But before I close, I'd like to mention a couple of other things.  First, Mike Stevens has stepped up every year for 5 years with a wonderful boat that comes stocked with water, drinks, food, etc.  He does this year after year and then on top of that we give him grief the whole day.
His company, Corporate Fleet Services,  has been  our lead sponsor ever since the races inception, and we thank him for that.  And this year, we've picked up a second sponsor, so thanks to the SwimSpray folks for helping out as well.  And on behalf of the whole team, we'd like to thank you for your support.

Tuesday, June 19, 2012

5th Annual SwimmingStClair Fundraiser 

To those of you who have been following us and have been active fundraising participants, “We Salute You”.  Without you this doesn’t work - we appreciate your continued support. 

On Tuesday, July 17th, 2012, a small group of adventurers who clearly exhibit more persistence than brains will again attempt to swim the length of Lake St Clair, beginning just south of the Old Club on Harsen’s Island, and ending at the Grosse Pointe Yacht Club.  Normally I would say, “if the weather cooperates”, but our last 4 swims have each brought unique weather-related challenges, so I won’t bother.  However, I will say that if the wind once again comes out of the southwest, it will make for another challenging year. 

Our chase boat will again be donated and captained by Mike Stevens, who will also be one of the swimmers, though this year Mr. Blake Kenny may also be “with boat”…  They, along with the 4 crazed Seadoo pilots, will stay with us as we make our way on what was last year a weather-shortened 12.5 mile, 7 hour swim.  Our hope is to make it the entire 14.2 miles again this year.  We are hoping to avoid the driving rain, lightning and hail that characterized 2009’s swim, and the relentless winds coming out of southwest that pounded us in 2010 and 2011.   

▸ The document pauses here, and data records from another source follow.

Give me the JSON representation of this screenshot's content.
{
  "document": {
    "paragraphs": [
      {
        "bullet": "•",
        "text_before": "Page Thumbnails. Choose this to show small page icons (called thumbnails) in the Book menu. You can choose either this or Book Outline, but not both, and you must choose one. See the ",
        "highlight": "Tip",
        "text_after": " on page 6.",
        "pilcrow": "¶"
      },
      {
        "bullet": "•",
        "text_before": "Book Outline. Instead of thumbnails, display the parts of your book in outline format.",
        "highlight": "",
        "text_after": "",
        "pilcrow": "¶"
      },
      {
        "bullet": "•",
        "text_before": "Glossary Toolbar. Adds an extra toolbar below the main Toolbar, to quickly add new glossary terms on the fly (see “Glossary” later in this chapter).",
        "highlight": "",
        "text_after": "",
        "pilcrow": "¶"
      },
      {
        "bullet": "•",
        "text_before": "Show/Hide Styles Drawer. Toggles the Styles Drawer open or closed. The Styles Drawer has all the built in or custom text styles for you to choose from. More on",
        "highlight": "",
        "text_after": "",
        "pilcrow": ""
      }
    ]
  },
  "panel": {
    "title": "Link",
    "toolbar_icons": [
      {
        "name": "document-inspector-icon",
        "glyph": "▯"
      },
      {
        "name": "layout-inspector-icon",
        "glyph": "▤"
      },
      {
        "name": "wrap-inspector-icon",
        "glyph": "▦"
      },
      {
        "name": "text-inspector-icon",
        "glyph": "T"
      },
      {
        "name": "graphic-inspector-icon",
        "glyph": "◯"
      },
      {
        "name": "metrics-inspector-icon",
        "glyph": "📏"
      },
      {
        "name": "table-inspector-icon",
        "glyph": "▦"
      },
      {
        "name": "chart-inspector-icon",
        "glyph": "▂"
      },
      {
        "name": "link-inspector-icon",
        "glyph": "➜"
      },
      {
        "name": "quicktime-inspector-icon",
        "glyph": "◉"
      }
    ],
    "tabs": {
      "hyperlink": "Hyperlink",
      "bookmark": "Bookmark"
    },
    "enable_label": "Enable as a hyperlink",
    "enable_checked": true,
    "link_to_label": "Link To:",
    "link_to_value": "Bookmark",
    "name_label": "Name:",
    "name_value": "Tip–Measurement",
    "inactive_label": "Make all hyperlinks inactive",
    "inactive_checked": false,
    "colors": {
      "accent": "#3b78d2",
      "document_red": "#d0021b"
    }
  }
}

The purpose of our effort is to bring more attention to those afflicted with cystic fibrosis and to raise funds for Rickie’s Medical Trust Fund.  Rickie, who is just about to turn 11, was diagnosed with cf on October 12th, 2007.  Cf is a hereditary disease that attacks the lungs and the pancreas.  It eventually blocks air flow in the lungs, and can also block the ability of the body to pull necessary nutrients from food. The good news is that the national cf foundation is making tremendous progress in developing medicines – the average lifespan of cf patients is now nearly 40 years, up from about 17 years less than 25 years ago.  The bad news is that it is still a deadly disease.  The lesson is that we all have to be our own patient advocates – it helps good doctors make better decisions.  Please click on to learn more.  If you can donate to Rickie’s Medical Fund, it would be appreciated.  If you are interested in learning more about the disease, or in donating to the Cystic Fibrosis Foundation, please click on  There is a way to donate money on behalf of the Metro Detroit Chapter in Rickie’s name if you’d like to do that as well.  Either way, thanks again for your support and interest, especially in today’s economy.

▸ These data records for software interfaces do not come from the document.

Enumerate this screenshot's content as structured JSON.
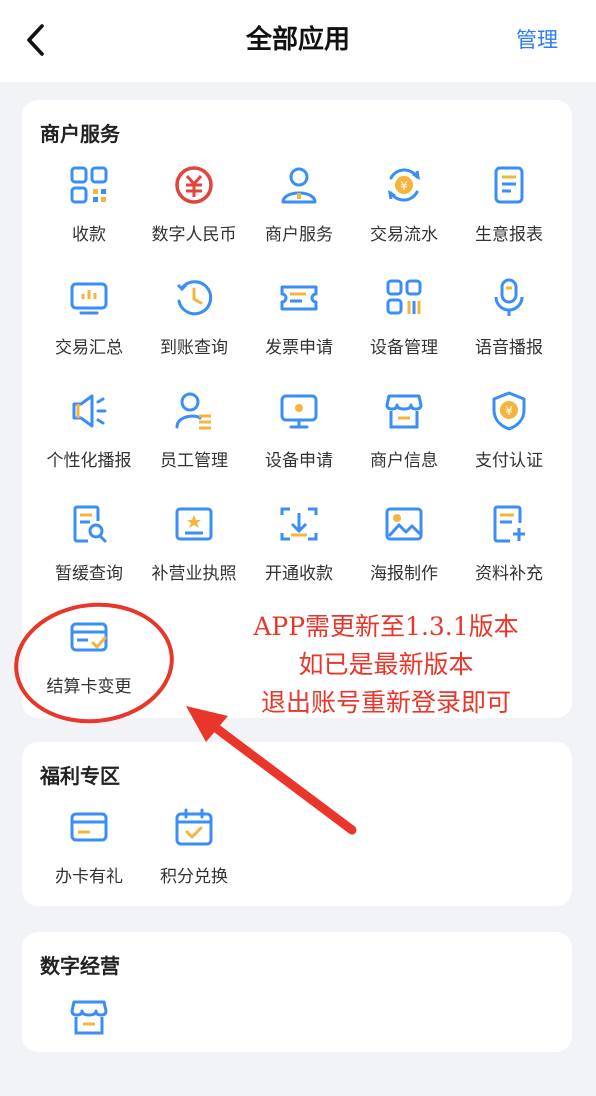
{
  "header": {
    "title": "全部应用",
    "manage_label": "管理"
  },
  "sections": [
    {
      "title": "商户服务",
      "items": [
        {
          "label": "收款",
          "icon": "qr-code-icon"
        },
        {
          "label": "数字人民币",
          "icon": "digital-rmb-icon"
        },
        {
          "label": "商户服务",
          "icon": "user-service-icon"
        },
        {
          "label": "交易流水",
          "icon": "transaction-flow-icon"
        },
        {
          "label": "生意报表",
          "icon": "report-icon"
        },
        {
          "label": "交易汇总",
          "icon": "summary-monitor-icon"
        },
        {
          "label": "到账查询",
          "icon": "clock-history-icon"
        },
        {
          "label": "发票申请",
          "icon": "invoice-ticket-icon"
        },
        {
          "label": "设备管理",
          "icon": "device-grid-icon"
        },
        {
          "label": "语音播报",
          "icon": "microphone-icon"
        },
        {
          "label": "个性化播报",
          "icon": "speaker-icon"
        },
        {
          "label": "员工管理",
          "icon": "staff-icon"
        },
        {
          "label": "设备申请",
          "icon": "monitor-icon"
        },
        {
          "label": "商户信息",
          "icon": "store-icon"
        },
        {
          "label": "支付认证",
          "icon": "shield-yen-icon"
        },
        {
          "label": "暂缓查询",
          "icon": "document-search-icon"
        },
        {
          "label": "补营业执照",
          "icon": "license-icon"
        },
        {
          "label": "开通收款",
          "icon": "download-frame-icon"
        },
        {
          "label": "海报制作",
          "icon": "image-icon"
        },
        {
          "label": "资料补充",
          "icon": "document-add-icon"
        },
        {
          "label": "结算卡变更",
          "icon": "card-check-icon"
        }
      ]
    },
    {
      "title": "福利专区",
      "items": [
        {
          "label": "办卡有礼",
          "icon": "card-icon"
        },
        {
          "label": "积分兑换",
          "icon": "calendar-check-icon"
        }
      ]
    },
    {
      "title": "数字经营",
      "items": [
        {
          "label": "",
          "icon": "store-icon"
        }
      ]
    }
  ],
  "notice": {
    "line1": "APP需更新至1.3.1版本",
    "line2": "如已是最新版本",
    "line3": "退出账号重新登录即可"
  },
  "colors": {
    "accent": "#2d7bf0",
    "icon_blue": "#3a8ef6",
    "icon_yellow": "#f5b53c",
    "icon_red": "#e0443a",
    "annotation_red": "#e8372a"
  }
}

2011 was a big year for one of swimmers – Jenny Bermelin, who took on the English Channel three weeks after she swam with us, and became the first Michigan woman and the fastest American woman in 2011 to successfully cross the channel.  We are very proud of her, and wish her the best – she is unable to make our swim this year because she is due to give birth in less than two months.  Actually, she is still considering swimming with us anyway.  This is why we call her “La Machine”. Please click on to read about her incredible  exploits. 

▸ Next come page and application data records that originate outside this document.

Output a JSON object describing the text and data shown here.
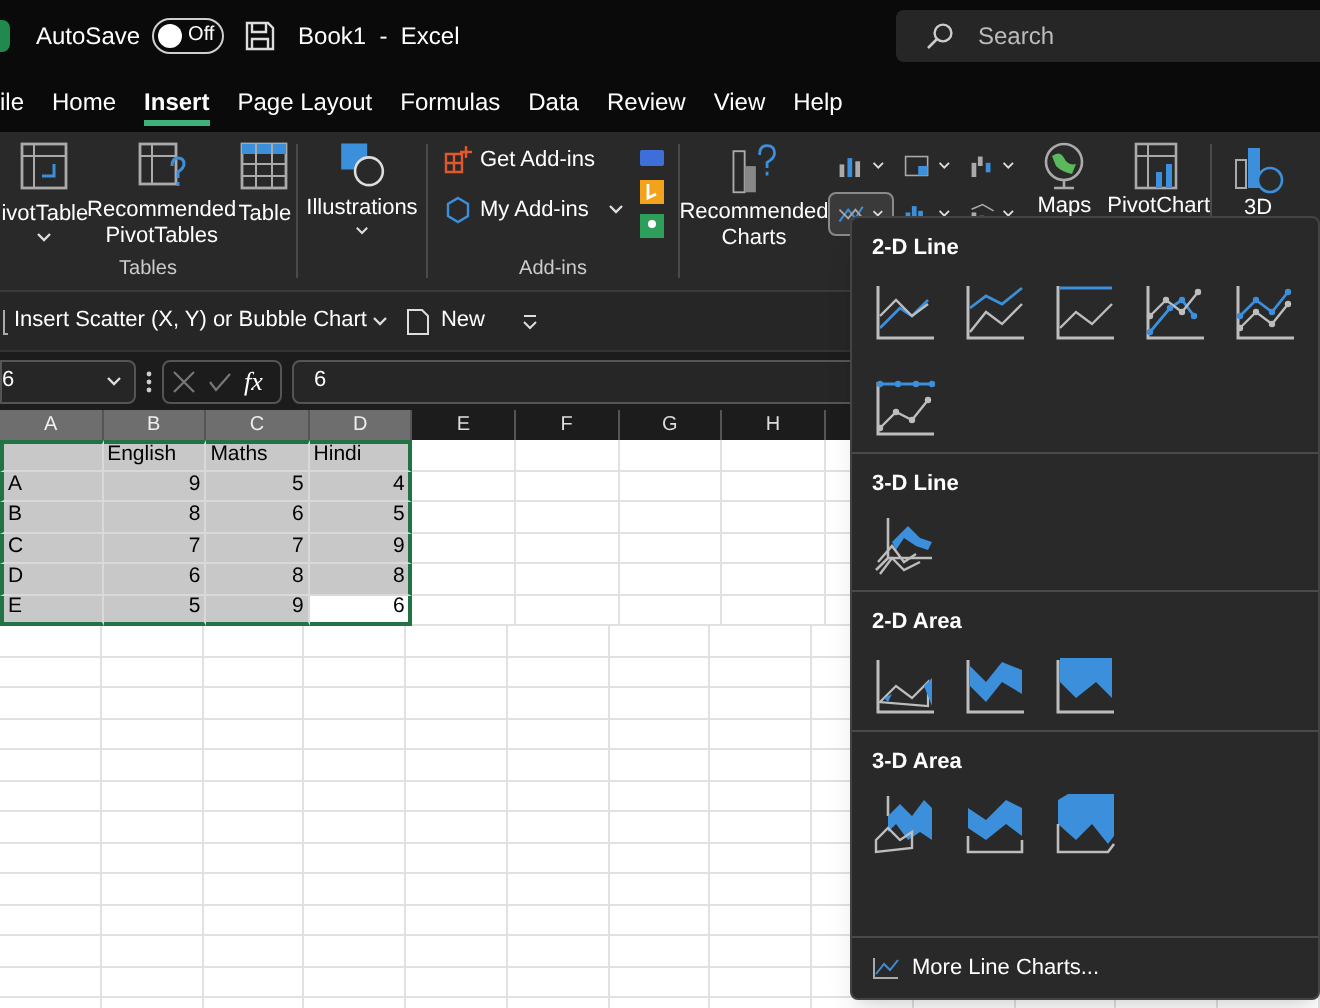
{
  "title_bar": {
    "autosave_label": "AutoSave",
    "autosave": {
      "label": "Off",
      "on": false
    },
    "document_title": "Book1  -  Excel",
    "search": {
      "placeholder": "Search"
    }
  },
  "menu_tabs": [
    {
      "label": "ile",
      "selected": false
    },
    {
      "label": "Home",
      "selected": false
    },
    {
      "label": "Insert",
      "selected": true
    },
    {
      "label": "Page Layout",
      "selected": false
    },
    {
      "label": "Formulas",
      "selected": false
    },
    {
      "label": "Data",
      "selected": false
    },
    {
      "label": "Review",
      "selected": false
    },
    {
      "label": "View",
      "selected": false
    },
    {
      "label": "Help",
      "selected": false
    }
  ],
  "ribbon": {
    "tables_group": {
      "label": "Tables",
      "buttons": [
        "ivotTable",
        "Recommended PivotTables",
        "Table"
      ]
    },
    "illustrations": "Illustrations",
    "addins_group": {
      "label": "Add-ins",
      "buttons": [
        "Get Add-ins",
        "My Add-ins"
      ]
    },
    "charts": {
      "recommended": "Recommended Charts",
      "line_chart_button": {
        "expanded": true
      },
      "maps": "Maps",
      "pivot_chart": "PivotChart"
    },
    "three_d": "3D"
  },
  "quick_toolbar": {
    "items": [
      "Insert Scatter (X, Y) or Bubble Chart",
      "New"
    ]
  },
  "formula_bar": {
    "name_box": "6",
    "function_label": "fx",
    "formula": "6"
  },
  "sheet": {
    "columns": [
      {
        "label": "A",
        "selected": true
      },
      {
        "label": "B",
        "selected": true
      },
      {
        "label": "C",
        "selected": true
      },
      {
        "label": "D",
        "selected": true
      },
      {
        "label": "E",
        "selected": false
      },
      {
        "label": "F",
        "selected": false
      },
      {
        "label": "G",
        "selected": false
      },
      {
        "label": "H",
        "selected": false
      }
    ],
    "rows": [
      {
        "selected": true,
        "cells": [
          {
            "kind": "empty",
            "active": false
          },
          {
            "kind": "text",
            "text": "English",
            "active": false
          },
          {
            "kind": "text",
            "text": "Maths",
            "active": false
          },
          {
            "kind": "text",
            "text": "Hindi",
            "active": false
          }
        ]
      },
      {
        "selected": true,
        "cells": [
          {
            "kind": "text",
            "text": "A",
            "active": false
          },
          {
            "kind": "number",
            "text": "9",
            "active": false
          },
          {
            "kind": "number",
            "text": "5",
            "active": false
          },
          {
            "kind": "number",
            "text": "4",
            "active": false
          }
        ]
      },
      {
        "selected": true,
        "cells": [
          {
            "kind": "text",
            "text": "B",
            "active": false
          },
          {
            "kind": "number",
            "text": "8",
            "active": false
          },
          {
            "kind": "number",
            "text": "6",
            "active": false
          },
          {
            "kind": "number",
            "text": "5",
            "active": false
          }
        ]
      },
      {
        "selected": true,
        "cells": [
          {
            "kind": "text",
            "text": "C",
            "active": false
          },
          {
            "kind": "number",
            "text": "7",
            "active": false
          },
          {
            "kind": "number",
            "text": "7",
            "active": false
          },
          {
            "kind": "number",
            "text": "9",
            "active": false
          }
        ]
      },
      {
        "selected": true,
        "cells": [
          {
            "kind": "text",
            "text": "D",
            "active": false
          },
          {
            "kind": "number",
            "text": "6",
            "active": false
          },
          {
            "kind": "number",
            "text": "8",
            "active": false
          },
          {
            "kind": "number",
            "text": "8",
            "active": false
          }
        ]
      },
      {
        "selected": true,
        "cells": [
          {
            "kind": "text",
            "text": "E",
            "active": false
          },
          {
            "kind": "number",
            "text": "5",
            "active": false
          },
          {
            "kind": "number",
            "text": "9",
            "active": false
          },
          {
            "kind": "number",
            "text": "6",
            "active": true
          }
        ]
      }
    ]
  },
  "line_chart_menu": {
    "sections": [
      {
        "title": "2-D Line",
        "charts": [
          {
            "kind": "line"
          },
          {
            "kind": "stacked-line"
          },
          {
            "kind": "full-line"
          },
          {
            "kind": "line-markers"
          },
          {
            "kind": "stacked-markers"
          },
          {
            "kind": "full-markers"
          }
        ]
      },
      {
        "title": "3-D Line",
        "charts": [
          {
            "kind": "line-3d"
          }
        ]
      },
      {
        "title": "2-D Area",
        "charts": [
          {
            "kind": "area"
          },
          {
            "kind": "stacked-area"
          },
          {
            "kind": "full-area"
          }
        ]
      },
      {
        "title": "3-D Area",
        "charts": [
          {
            "kind": "area-3d"
          },
          {
            "kind": "stacked-area-3d"
          },
          {
            "kind": "full-area-3d"
          }
        ]
      }
    ],
    "footer": "More Line Charts..."
  }
}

Please pass this on if you know someone who might be interested.   And if you come across someone else who has cf – please ask them to contact us.  We’d like to get them hooked into the fabulous assistance network provided by the National CF Organization, a model for charitable organizations nationwide.  They can help, through medical research, through financial advising and through working together, but individuals need to contact them.